→ What you need to do
Could you output each record below exactly as it stands and leave the pictures out?

Dataset rows for apps and sites:
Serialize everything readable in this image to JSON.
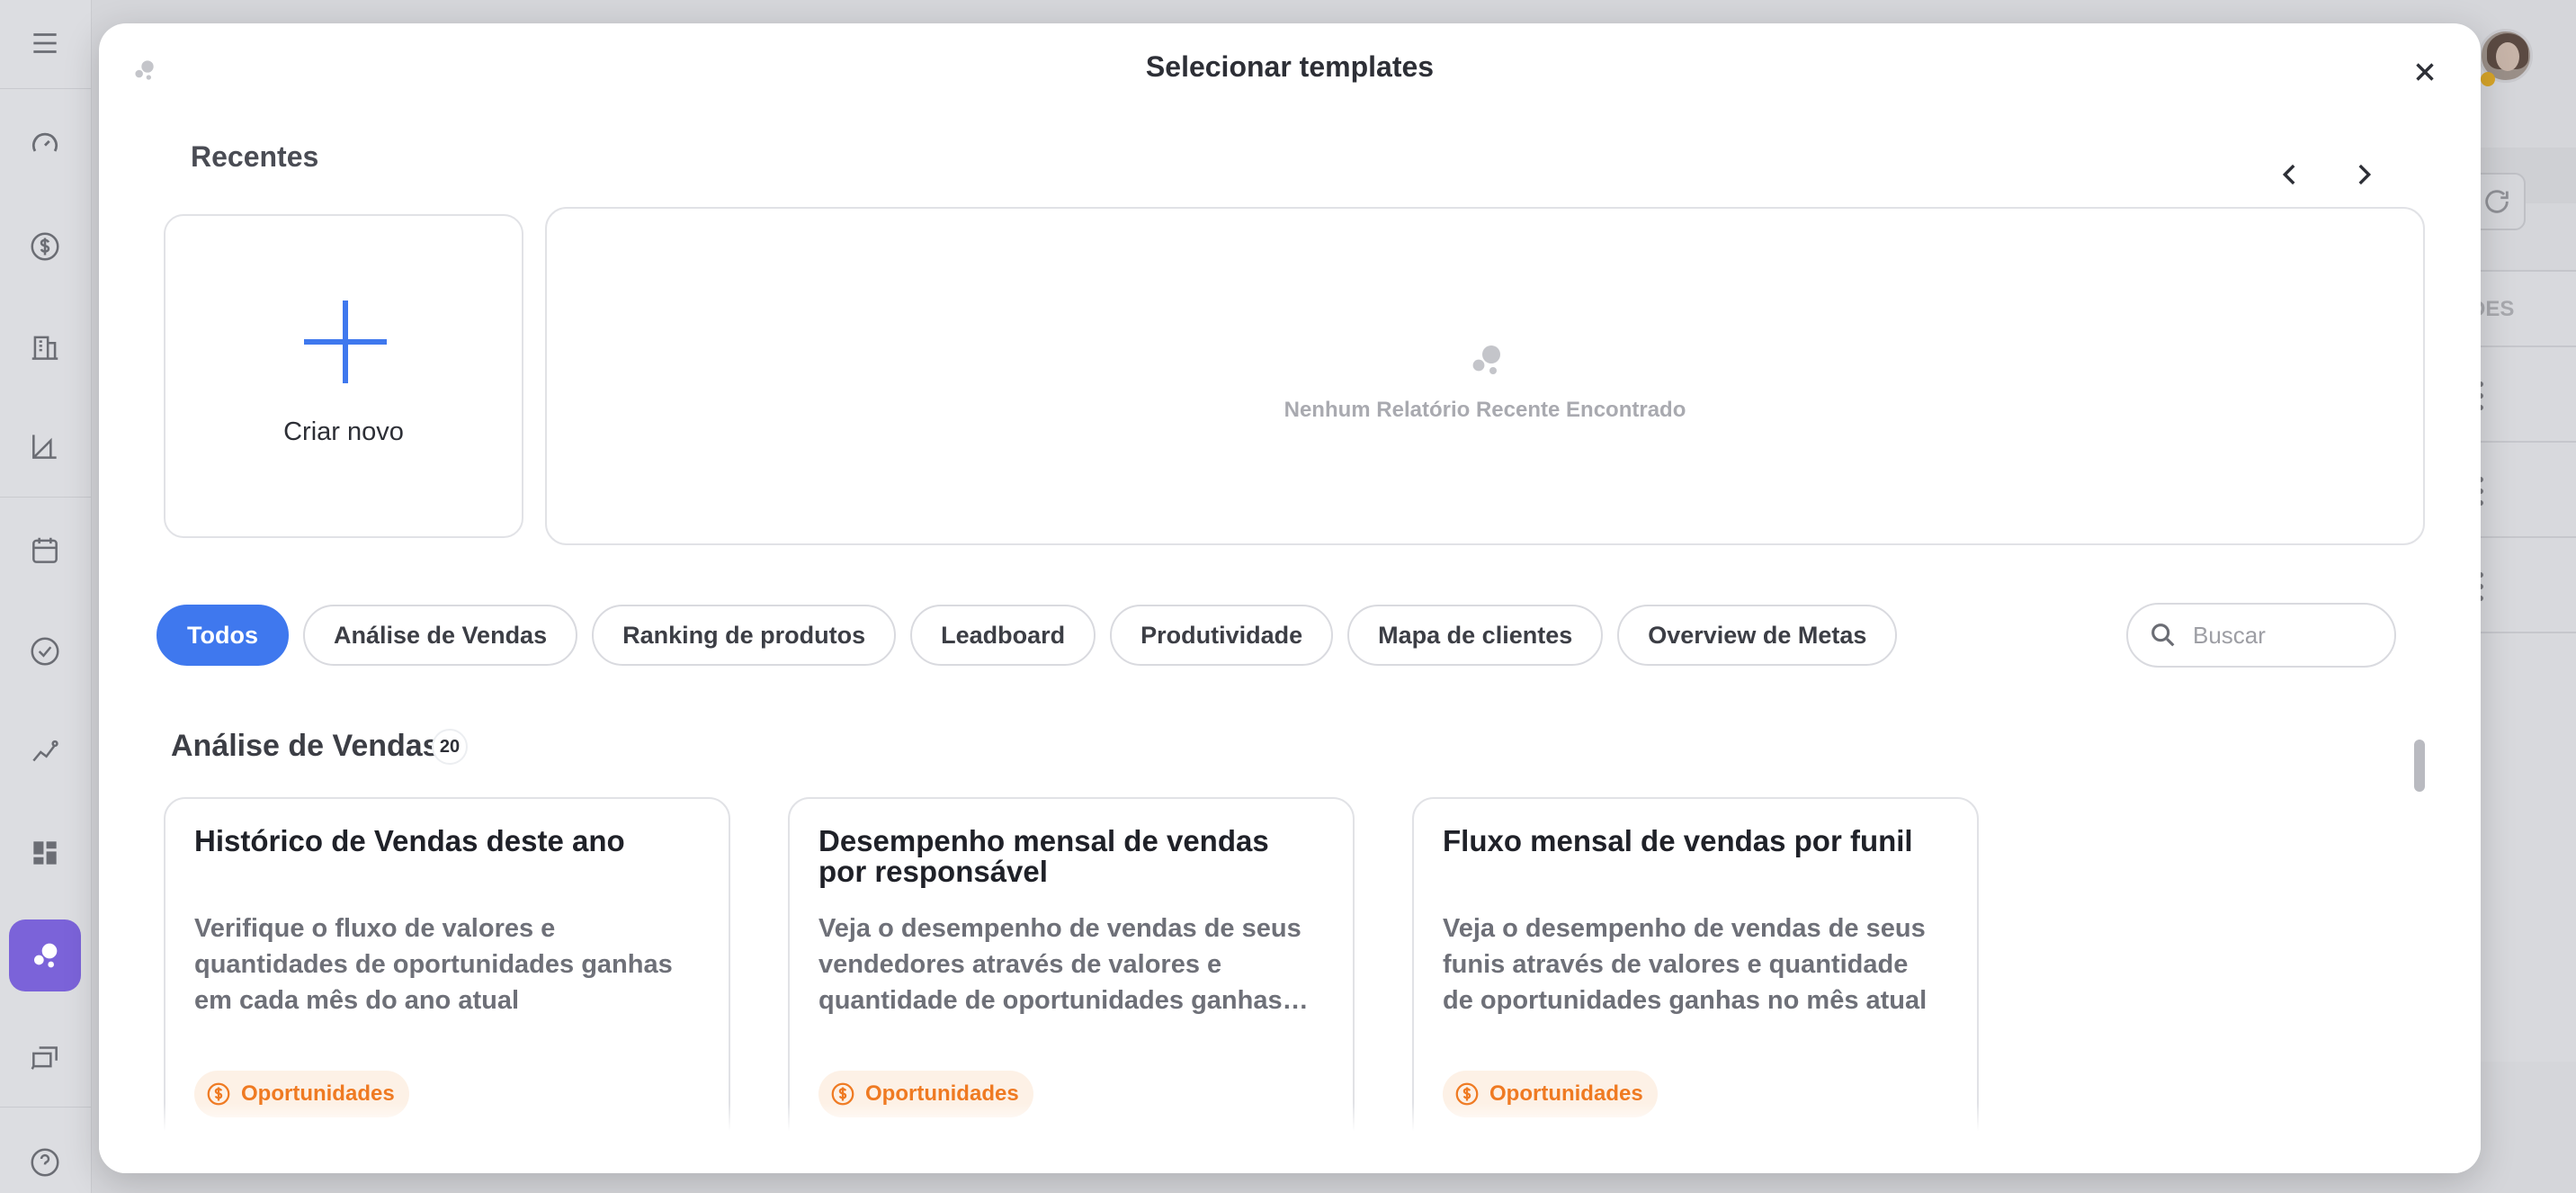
{
  "modal": {
    "title": "Selecionar templates",
    "recent_section_title": "Recentes",
    "create_new_label": "Criar novo",
    "no_recent_message": "Nenhum Relatório Recente Encontrado"
  },
  "filters": [
    {
      "label": "Todos",
      "active": true
    },
    {
      "label": "Análise de Vendas",
      "active": false
    },
    {
      "label": "Ranking de produtos",
      "active": false
    },
    {
      "label": "Leadboard",
      "active": false
    },
    {
      "label": "Produtividade",
      "active": false
    },
    {
      "label": "Mapa de clientes",
      "active": false
    },
    {
      "label": "Overview de Metas",
      "active": false
    }
  ],
  "search": {
    "placeholder": "Buscar"
  },
  "category": {
    "title": "Análise de Vendas",
    "count": "20",
    "templates": [
      {
        "title": "Histórico de Vendas deste ano",
        "description": "Verifique o fluxo de valores e quantidades de oportunidades ganhas em cada mês do ano atual",
        "tag": "Oportunidades"
      },
      {
        "title": "Desempenho mensal de vendas por responsável",
        "description": "Veja o desempenho de vendas de seus vendedores através de valores e quantidade de oportunidades ganhas no mês atual",
        "tag": "Oportunidades"
      },
      {
        "title": "Fluxo mensal de vendas por funil",
        "description": "Veja o desempenho de vendas de seus funis através de valores e quantidade de oportunidades ganhas no mês atual",
        "tag": "Oportunidades"
      }
    ]
  },
  "background": {
    "table_header_fragment": "DES"
  },
  "colors": {
    "accent": "#3f78ee",
    "active_nav": "#7b63d9",
    "tag_text": "#ef7a22",
    "tag_bg": "#fdf1e6"
  }
}
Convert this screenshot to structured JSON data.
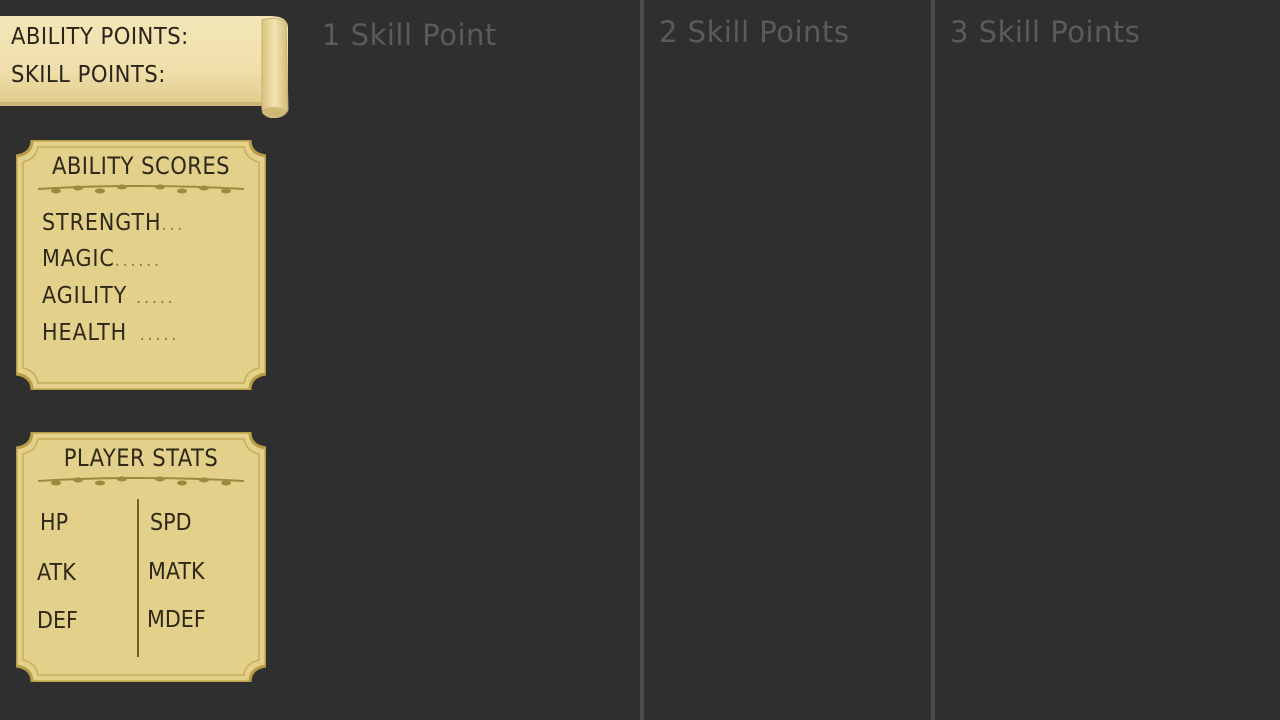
{
  "resources": {
    "ability_points_label": "ABILITY POINTS:",
    "skill_points_label": "SKILL POINTS:"
  },
  "ability_scores": {
    "title": "ABILITY SCORES",
    "rows": [
      {
        "label": "STRENGTH",
        "dots": "..."
      },
      {
        "label": "MAGIC",
        "dots": "......"
      },
      {
        "label": "AGILITY",
        "dots": "....."
      },
      {
        "label": "HEALTH",
        "dots": "....."
      }
    ]
  },
  "player_stats": {
    "title": "PLAYER STATS",
    "left": [
      "HP",
      "ATK",
      "DEF"
    ],
    "right": [
      "SPD",
      "MATK",
      "MDEF"
    ]
  },
  "skill_columns": [
    {
      "label": "1 Skill Point"
    },
    {
      "label": "2 Skill Points"
    },
    {
      "label": "3 Skill Points"
    }
  ],
  "colors": {
    "background": "#2f2f2f",
    "parchment": "#e2cf86",
    "parchment_border": "#bfa54e",
    "column_divider": "#4a4a4a",
    "column_header": "#5b5b5b"
  }
}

→ Task solution
Serialize everything readable in this image to JSON.
{
  "modal": {
    "title": "Selecionar templates",
    "recent_section_title": "Recentes",
    "create_new_label": "Criar novo",
    "no_recent_message": "Nenhum Relatório Recente Encontrado"
  },
  "filters": [
    {
      "label": "Todos",
      "active": true
    },
    {
      "label": "Análise de Vendas",
      "active": false
    },
    {
      "label": "Ranking de produtos",
      "active": false
    },
    {
      "label": "Leadboard",
      "active": false
    },
    {
      "label": "Produtividade",
      "active": false
    },
    {
      "label": "Mapa de clientes",
      "active": false
    },
    {
      "label": "Overview de Metas",
      "active": false
    }
  ],
  "search": {
    "placeholder": "Buscar"
  },
  "category": {
    "title": "Análise de Vendas",
    "count": "20",
    "templates": [
      {
        "title": "Histórico de Vendas deste ano",
        "description": "Verifique o fluxo de valores e quantidades de oportunidades ganhas em cada mês do ano atual",
        "tag": "Oportunidades"
      },
      {
        "title": "Desempenho mensal de vendas por responsável",
        "description": "Veja o desempenho de vendas de seus vendedores através de valores e quantidade de oportunidades ganhas no mês atual",
        "tag": "Oportunidades"
      },
      {
        "title": "Fluxo mensal de vendas por funil",
        "description": "Veja o desempenho de vendas de seus funis através de valores e quantidade de oportunidades ganhas no mês atual",
        "tag": "Oportunidades"
      }
    ]
  },
  "background": {
    "table_header_fragment": "DES"
  },
  "colors": {
    "accent": "#3f78ee",
    "active_nav": "#7b63d9",
    "tag_text": "#ef7a22",
    "tag_bg": "#fdf1e6"
  }
}
Convert this screenshot to structured JSON data.
{
  "resources": {
    "ability_points_label": "ABILITY POINTS:",
    "skill_points_label": "SKILL POINTS:"
  },
  "ability_scores": {
    "title": "ABILITY SCORES",
    "rows": [
      {
        "label": "STRENGTH",
        "dots": "..."
      },
      {
        "label": "MAGIC",
        "dots": "......"
      },
      {
        "label": "AGILITY",
        "dots": "....."
      },
      {
        "label": "HEALTH",
        "dots": "....."
      }
    ]
  },
  "player_stats": {
    "title": "PLAYER STATS",
    "left": [
      "HP",
      "ATK",
      "DEF"
    ],
    "right": [
      "SPD",
      "MATK",
      "MDEF"
    ]
  },
  "skill_columns": [
    {
      "label": "1 Skill Point"
    },
    {
      "label": "2 Skill Points"
    },
    {
      "label": "3 Skill Points"
    }
  ],
  "colors": {
    "background": "#2f2f2f",
    "parchment": "#e2cf86",
    "parchment_border": "#bfa54e",
    "column_divider": "#4a4a4a",
    "column_header": "#5b5b5b"
  }
}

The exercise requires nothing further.